“In This Lonely Town” picks up the same style from last years A Place Where We Could Go, with its swaying rhythm moving back and forth across the speakers. At this point it seems as if the man can construct these songs with such ease that it’s hard to see him not releasing an album a year. “Gallop” plants its roots in the same soil as the preceding song, but that bass line just begs you to bop along the way.
“Canter Canter” and “Slow Dance” pull back the reins just a little bit, as they drop the steady groove that has given the album its pacing up until this point. Not only do the vocals seem to take a step back, but the overall movement of the tracks demonstrates Jeremy’s newfound appreciation for a track that will build and build upon itself. Still, the vocal lay of the land is the most noticeable change here, as if our narrator is slow dancing his way through a field of poppies.
Then comes “Winter Wonder” into the scene. Another slow number, but the remnants of this song don’t seem rooted in either classic rock n’ roll nostalgia nor 80s throwback. In fact, it’s one of the most modern songs Jeremy Jay has constructed to date, which definitely wins him some points, as he seems to finally control the slower tendencies of this album. But he immediately jumps back into the classic R&B sound on “Will You Dance With Me.” The barely audible piano meshed with the bass work propels the song along, though still noticeably slower than pervious numbers.

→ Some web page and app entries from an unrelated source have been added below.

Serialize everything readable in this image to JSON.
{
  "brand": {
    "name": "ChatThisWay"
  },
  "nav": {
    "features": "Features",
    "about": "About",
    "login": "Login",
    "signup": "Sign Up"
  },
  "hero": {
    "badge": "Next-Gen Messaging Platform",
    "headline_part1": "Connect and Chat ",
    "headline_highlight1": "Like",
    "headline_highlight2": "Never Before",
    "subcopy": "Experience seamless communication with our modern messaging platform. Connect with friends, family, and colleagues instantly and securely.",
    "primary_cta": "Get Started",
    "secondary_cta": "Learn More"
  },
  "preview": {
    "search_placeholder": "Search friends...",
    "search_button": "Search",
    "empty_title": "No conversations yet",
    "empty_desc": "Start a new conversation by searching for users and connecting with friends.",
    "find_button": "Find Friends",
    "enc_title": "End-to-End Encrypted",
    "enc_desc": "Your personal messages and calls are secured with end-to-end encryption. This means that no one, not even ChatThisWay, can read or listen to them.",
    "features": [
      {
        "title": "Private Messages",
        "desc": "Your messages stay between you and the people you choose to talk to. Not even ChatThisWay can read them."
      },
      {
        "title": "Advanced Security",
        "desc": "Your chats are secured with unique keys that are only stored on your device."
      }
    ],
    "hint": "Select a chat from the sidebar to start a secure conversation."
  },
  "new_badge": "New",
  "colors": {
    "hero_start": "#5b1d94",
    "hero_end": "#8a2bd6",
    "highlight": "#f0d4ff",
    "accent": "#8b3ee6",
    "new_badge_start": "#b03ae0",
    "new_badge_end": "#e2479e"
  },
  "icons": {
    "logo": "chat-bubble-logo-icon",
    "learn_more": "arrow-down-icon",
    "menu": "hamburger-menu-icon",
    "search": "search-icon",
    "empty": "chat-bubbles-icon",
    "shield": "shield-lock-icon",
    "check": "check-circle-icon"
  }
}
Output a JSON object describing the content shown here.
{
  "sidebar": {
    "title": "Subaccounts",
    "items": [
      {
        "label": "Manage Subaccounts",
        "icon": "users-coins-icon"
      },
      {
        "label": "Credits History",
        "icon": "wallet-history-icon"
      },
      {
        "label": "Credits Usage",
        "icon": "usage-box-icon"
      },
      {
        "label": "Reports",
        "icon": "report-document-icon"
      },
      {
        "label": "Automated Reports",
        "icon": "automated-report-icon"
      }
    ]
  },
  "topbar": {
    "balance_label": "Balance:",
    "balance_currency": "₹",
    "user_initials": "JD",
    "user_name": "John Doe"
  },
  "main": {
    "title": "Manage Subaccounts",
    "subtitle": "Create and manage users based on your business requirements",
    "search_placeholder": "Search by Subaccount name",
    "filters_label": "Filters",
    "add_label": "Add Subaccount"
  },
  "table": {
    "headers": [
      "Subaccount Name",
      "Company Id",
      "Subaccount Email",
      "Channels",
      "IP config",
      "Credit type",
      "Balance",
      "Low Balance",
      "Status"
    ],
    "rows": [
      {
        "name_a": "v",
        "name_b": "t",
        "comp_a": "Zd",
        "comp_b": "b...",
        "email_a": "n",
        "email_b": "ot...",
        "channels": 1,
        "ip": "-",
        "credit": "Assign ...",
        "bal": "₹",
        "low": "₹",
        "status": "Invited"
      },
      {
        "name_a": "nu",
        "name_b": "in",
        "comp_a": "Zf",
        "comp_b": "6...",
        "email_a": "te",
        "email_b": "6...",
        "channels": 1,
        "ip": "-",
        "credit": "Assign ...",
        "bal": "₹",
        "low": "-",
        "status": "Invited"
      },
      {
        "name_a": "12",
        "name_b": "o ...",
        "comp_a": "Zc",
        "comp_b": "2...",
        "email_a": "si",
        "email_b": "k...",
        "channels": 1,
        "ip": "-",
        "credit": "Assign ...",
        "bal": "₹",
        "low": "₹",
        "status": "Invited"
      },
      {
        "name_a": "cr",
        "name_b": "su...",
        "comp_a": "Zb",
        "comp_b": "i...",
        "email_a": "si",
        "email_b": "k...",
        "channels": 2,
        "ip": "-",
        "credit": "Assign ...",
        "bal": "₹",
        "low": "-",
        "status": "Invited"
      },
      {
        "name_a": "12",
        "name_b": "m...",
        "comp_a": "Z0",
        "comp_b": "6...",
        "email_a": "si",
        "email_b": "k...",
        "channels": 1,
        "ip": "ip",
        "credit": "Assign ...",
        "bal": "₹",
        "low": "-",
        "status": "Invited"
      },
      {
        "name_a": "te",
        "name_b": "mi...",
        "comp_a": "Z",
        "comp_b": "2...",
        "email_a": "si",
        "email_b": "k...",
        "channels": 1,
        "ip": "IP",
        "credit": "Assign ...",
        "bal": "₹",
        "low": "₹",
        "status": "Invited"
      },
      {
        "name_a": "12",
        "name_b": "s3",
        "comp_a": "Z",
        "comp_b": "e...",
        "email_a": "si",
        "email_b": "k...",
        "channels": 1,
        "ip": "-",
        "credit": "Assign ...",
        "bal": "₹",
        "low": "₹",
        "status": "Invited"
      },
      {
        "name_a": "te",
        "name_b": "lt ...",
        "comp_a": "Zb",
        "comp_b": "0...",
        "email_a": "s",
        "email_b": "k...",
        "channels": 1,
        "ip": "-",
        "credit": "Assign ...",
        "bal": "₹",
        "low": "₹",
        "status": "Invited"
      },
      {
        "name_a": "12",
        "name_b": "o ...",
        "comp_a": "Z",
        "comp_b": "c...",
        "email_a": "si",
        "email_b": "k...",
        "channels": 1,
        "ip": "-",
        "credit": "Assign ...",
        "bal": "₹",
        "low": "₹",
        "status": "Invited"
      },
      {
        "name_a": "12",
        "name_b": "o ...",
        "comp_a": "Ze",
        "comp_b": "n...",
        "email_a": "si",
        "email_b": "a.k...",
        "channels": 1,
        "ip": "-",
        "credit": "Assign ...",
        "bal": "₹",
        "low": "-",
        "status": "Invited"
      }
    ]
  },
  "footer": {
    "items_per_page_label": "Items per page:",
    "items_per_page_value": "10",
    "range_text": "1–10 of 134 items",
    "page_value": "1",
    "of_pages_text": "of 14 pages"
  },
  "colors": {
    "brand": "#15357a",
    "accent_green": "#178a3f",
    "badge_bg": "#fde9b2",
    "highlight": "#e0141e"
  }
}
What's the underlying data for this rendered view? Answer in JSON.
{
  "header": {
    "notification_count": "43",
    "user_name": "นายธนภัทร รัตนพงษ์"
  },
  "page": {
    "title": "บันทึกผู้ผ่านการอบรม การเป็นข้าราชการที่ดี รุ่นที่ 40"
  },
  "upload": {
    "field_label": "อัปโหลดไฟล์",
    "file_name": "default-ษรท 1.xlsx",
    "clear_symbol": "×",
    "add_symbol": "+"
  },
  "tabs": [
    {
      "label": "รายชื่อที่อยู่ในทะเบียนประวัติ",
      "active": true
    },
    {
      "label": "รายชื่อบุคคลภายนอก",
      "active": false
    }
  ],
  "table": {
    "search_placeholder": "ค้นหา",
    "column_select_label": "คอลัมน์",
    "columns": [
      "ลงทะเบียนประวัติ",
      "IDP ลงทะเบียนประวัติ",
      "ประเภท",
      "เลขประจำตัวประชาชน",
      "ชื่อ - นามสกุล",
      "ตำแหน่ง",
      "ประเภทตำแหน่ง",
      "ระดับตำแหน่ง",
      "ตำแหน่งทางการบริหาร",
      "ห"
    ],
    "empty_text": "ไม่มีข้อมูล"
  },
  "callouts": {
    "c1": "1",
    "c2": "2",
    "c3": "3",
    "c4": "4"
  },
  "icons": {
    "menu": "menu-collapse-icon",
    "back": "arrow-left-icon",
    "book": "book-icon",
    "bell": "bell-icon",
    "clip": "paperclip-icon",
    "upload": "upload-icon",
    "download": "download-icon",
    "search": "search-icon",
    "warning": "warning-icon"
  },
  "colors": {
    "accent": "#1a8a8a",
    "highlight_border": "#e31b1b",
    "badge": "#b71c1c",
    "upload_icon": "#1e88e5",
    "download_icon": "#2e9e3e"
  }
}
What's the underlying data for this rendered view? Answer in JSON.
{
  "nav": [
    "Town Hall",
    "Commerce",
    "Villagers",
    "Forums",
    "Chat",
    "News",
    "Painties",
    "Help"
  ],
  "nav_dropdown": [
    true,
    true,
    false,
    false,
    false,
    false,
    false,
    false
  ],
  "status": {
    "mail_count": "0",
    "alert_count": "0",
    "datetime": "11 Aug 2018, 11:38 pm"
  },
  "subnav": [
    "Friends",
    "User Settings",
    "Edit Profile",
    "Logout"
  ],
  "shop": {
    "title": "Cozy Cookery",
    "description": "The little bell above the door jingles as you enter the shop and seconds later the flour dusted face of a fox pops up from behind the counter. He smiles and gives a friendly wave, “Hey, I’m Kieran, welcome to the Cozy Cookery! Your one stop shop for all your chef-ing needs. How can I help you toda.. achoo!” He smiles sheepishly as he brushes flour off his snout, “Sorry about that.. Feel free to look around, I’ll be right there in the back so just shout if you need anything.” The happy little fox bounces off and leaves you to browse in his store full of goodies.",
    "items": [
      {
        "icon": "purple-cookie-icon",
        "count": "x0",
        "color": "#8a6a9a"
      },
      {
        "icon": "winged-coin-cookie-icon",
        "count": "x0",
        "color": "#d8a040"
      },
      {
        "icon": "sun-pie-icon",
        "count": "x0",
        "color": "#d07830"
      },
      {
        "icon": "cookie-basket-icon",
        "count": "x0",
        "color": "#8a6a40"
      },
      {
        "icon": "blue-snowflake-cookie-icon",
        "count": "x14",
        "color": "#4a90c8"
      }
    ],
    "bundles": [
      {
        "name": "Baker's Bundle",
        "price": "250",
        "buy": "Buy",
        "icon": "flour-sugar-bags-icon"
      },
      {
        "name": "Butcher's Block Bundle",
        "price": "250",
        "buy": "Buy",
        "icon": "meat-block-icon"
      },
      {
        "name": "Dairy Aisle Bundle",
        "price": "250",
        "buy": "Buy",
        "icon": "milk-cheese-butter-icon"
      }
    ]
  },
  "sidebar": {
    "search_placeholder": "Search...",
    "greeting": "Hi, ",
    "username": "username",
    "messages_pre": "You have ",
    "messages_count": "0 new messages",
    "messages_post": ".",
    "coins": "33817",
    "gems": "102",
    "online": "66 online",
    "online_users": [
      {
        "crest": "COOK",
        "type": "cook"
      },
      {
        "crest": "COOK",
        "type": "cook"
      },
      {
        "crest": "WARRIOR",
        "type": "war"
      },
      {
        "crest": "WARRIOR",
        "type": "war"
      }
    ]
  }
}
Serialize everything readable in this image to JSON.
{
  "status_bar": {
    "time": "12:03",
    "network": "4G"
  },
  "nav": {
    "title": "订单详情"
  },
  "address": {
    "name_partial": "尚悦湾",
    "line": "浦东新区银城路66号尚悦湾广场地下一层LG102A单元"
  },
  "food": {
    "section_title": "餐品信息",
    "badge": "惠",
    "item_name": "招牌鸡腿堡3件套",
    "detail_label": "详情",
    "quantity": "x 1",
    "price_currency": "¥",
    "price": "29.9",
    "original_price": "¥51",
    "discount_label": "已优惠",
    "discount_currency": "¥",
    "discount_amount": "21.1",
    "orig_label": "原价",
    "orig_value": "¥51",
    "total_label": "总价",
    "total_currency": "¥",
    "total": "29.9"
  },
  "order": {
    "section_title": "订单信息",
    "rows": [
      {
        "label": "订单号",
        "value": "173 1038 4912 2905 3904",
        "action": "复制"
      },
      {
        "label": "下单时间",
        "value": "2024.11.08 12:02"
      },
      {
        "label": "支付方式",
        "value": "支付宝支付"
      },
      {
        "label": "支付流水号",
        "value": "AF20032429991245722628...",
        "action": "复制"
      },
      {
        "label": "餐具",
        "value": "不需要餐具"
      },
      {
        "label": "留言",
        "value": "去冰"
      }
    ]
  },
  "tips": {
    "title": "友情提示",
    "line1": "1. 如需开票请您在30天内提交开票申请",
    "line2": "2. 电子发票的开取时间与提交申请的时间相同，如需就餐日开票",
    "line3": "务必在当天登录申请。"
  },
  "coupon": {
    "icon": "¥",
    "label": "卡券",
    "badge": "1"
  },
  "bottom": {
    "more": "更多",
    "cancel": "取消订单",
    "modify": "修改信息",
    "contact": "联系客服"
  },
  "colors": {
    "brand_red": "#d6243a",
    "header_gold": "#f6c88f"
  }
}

The closing number here is probably one of the better songs he’s written to date. It’s as if he is channeling a more traditional approach to independent music, with gentle guitar work smeared with flowery vocals. This would fit perfectly in the lexicon of classic 90s indie pop songs, and it’s the perfect close to another admirable piece of work from Jeremy Jay.
As it all draws to a close, the one thing that will remain with listeners is that Jeremy Jay has gone a bit slow on us. While the first half of the album benefits from the pacing of old, the second half demonstrates the songwriters capabilities to compose slower melodic moments. Not a huge change overall, but another solid piece of work.
Just a friendly reminder that ATH will be pretty MIA as far as music news goes for the next couple of days. All of our writers are out at SXSW getting things ready for a full report come Monday. If you aren’t out enjoying the party, don’t forget about our show on Saturday, our SXSW guide and our showcasing artists sampler. Get out there and have fun.
Denton’s own songwriter Robert Gomez has some new music he’s ready to throw our way. The new song is called “On This Day” and will appear on the upcoming album Pine Sticks Phosphorus out on April 14th via Nova Posta Vinyl. It features a slew of Denton/Texas musicians and is even produced by Centro-matic drummer Matt Pence.[audio: http://austintownhall.com/wp-content/uploads/2009/03/robertgomez_onthisday1.mp3]
Download: Robert Gomez – On This Day [MP3]